Why The Natural Changes of Menopause?

The Natural Changes of Menopause are all part of living life as a woman. But between the hot flushes, mood swings, and irregular bleeding, when you find your fluctuating hormone levels are impacting on your bladder, it can just seem too much. Whether you’re in your late 40s, your early 50s, or even closer to 60, going through menopause can be a difficult time. You may suffer one or all of the symptoms of mood swings, irrational feelings, irregular menstrual cycles, daily hot flushes, or unexplained headaches. Or, you may be one of the lucky ones who suffers no symptoms at all.

However, one symptom that is rarely discussed is the impact on women’s bladder control as they go through the natural changes of menopause.

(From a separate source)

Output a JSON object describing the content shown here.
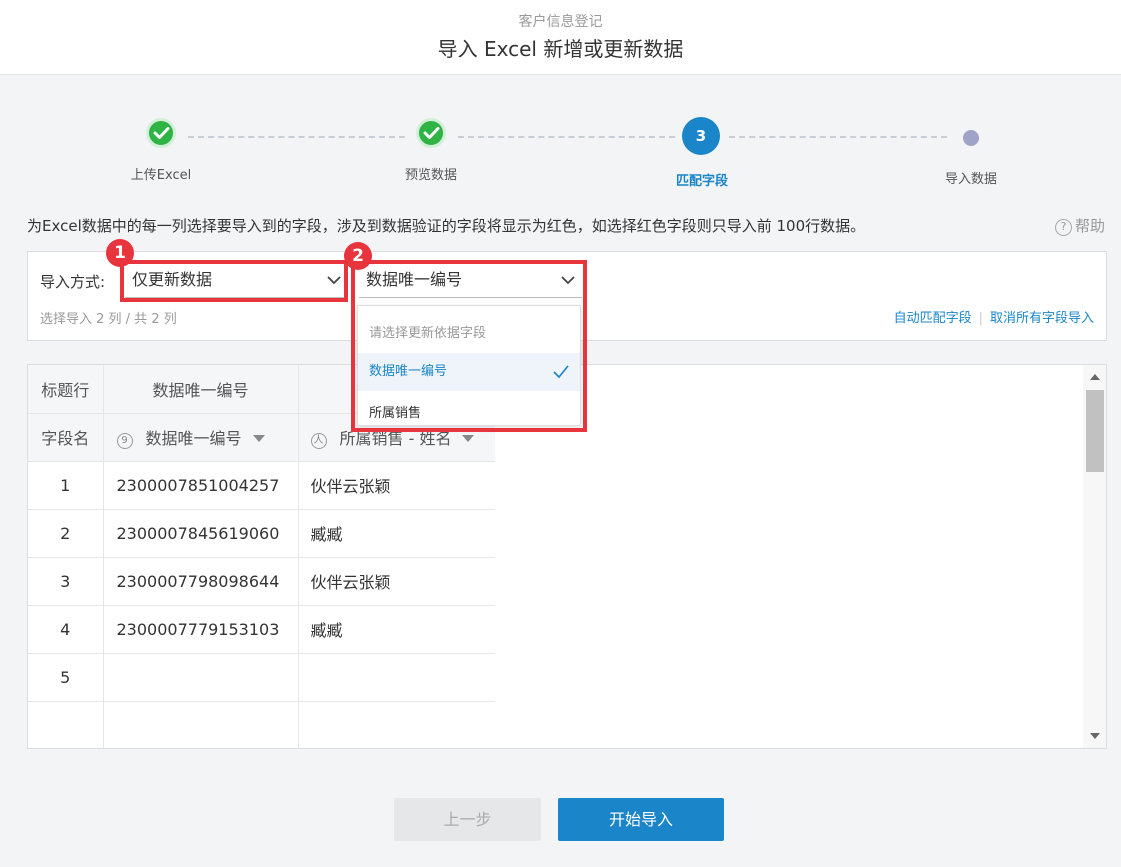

Hormone changes, chiefly the reduction of oestrogen, affect women going through menopause. This change can result in the bladder moving position, due to the abdominal muscles being affected by less oestrogen. Once the bladder has shifted slightly, the pelvic floor muscles can be less effective.

See our Poise® Nutrition and Lifestyle Tips below to help women going through menopause manage and control Bladder Weakness.

Also be sure to talk to your doctor, health care professional or nurse continence advisor as they will help you determine, control and improve your condition.

Nutrition & Lifestyle Tips


Walking, yoga, and other regular exercise may ease some of your menopause symptoms including your mood. In general, exercise is excellent to keep the rest of your muscles fit and active to help support your pelvic floor. Poise® Products offer discreet protection to help you exercise with peace of mind.

Keep your fluids up

Although you may think that not drinking is going to help, it actually makes the problem worse by concentrating urine which can lead to bladder infections. Drinking 1.5 litres, or 6-8 glasses of water a day will ensure your kidneys are well flushed and your bladder is getting proper training.



Watch your weight

Gaining weight can have a serious impact on your bladder and the supporting muscles of the pelvic floor. The fluctuating hormone levels of menopause can lead to over-eating and weight gain, so keep an eye on that waistline.

Be careful not to worsen any conditions

Fluid retention and blood pressure are already under the influence of menopausal hormonal changes, so be sure to limit saturated fat and choose foods low in salt, so not to worsen any issues.

No “just in case” toilet trips

Try to get out of the habit of going to the toilet “just in case” as over time this can result in your bladder developing a smaller holding capacity. Try to hold on until you have at least 300 ml in your bladder (approximately 10 seconds of constant urine flow).

Food rules

Certain foods and drinks can irritate bladders. Citrus fruits, tomatoes or hot spices may have this effect on you. Try keeping a bladder diary to see which ones may be affecting your bladder weakness.

A cuppa or something stronger

Alcohol and caffeine dehydrate the body by making more urine but they can also irritate the bladder making you want to urinate before you need to. Watch for their effects on you, so you can see when one cup or glass, is too many, or whether you should avoid these altogether.


Acupuncture has shown itself to be a good option for women who are going through menopause as a US university study showed women who received a 7-week course of acupuncture reported a reduction in the severity of their nocturnal hot flushes.

Previous Article

Confidence and menopause

Recommended Articles

LBL, a common problem

For some, the embarrassment of a leaky bladder—whether it’s a few drops escaping when they sneeze, cough or laugh out loud, a small trickle when they hear the tinkling of running water, or a tell...

Read more

LBL Myths

Because many women incorrectly view LBL as a taboo subject, there are myths and old wives tales surrounding it. Here are some of the most popular myths debunked.

Read more


When it comes to treating light bladder leakage, there are several medical professionals who can help you out. They include your GP, specialists such as urologists, gynaecologists and urogynaecol...

Read more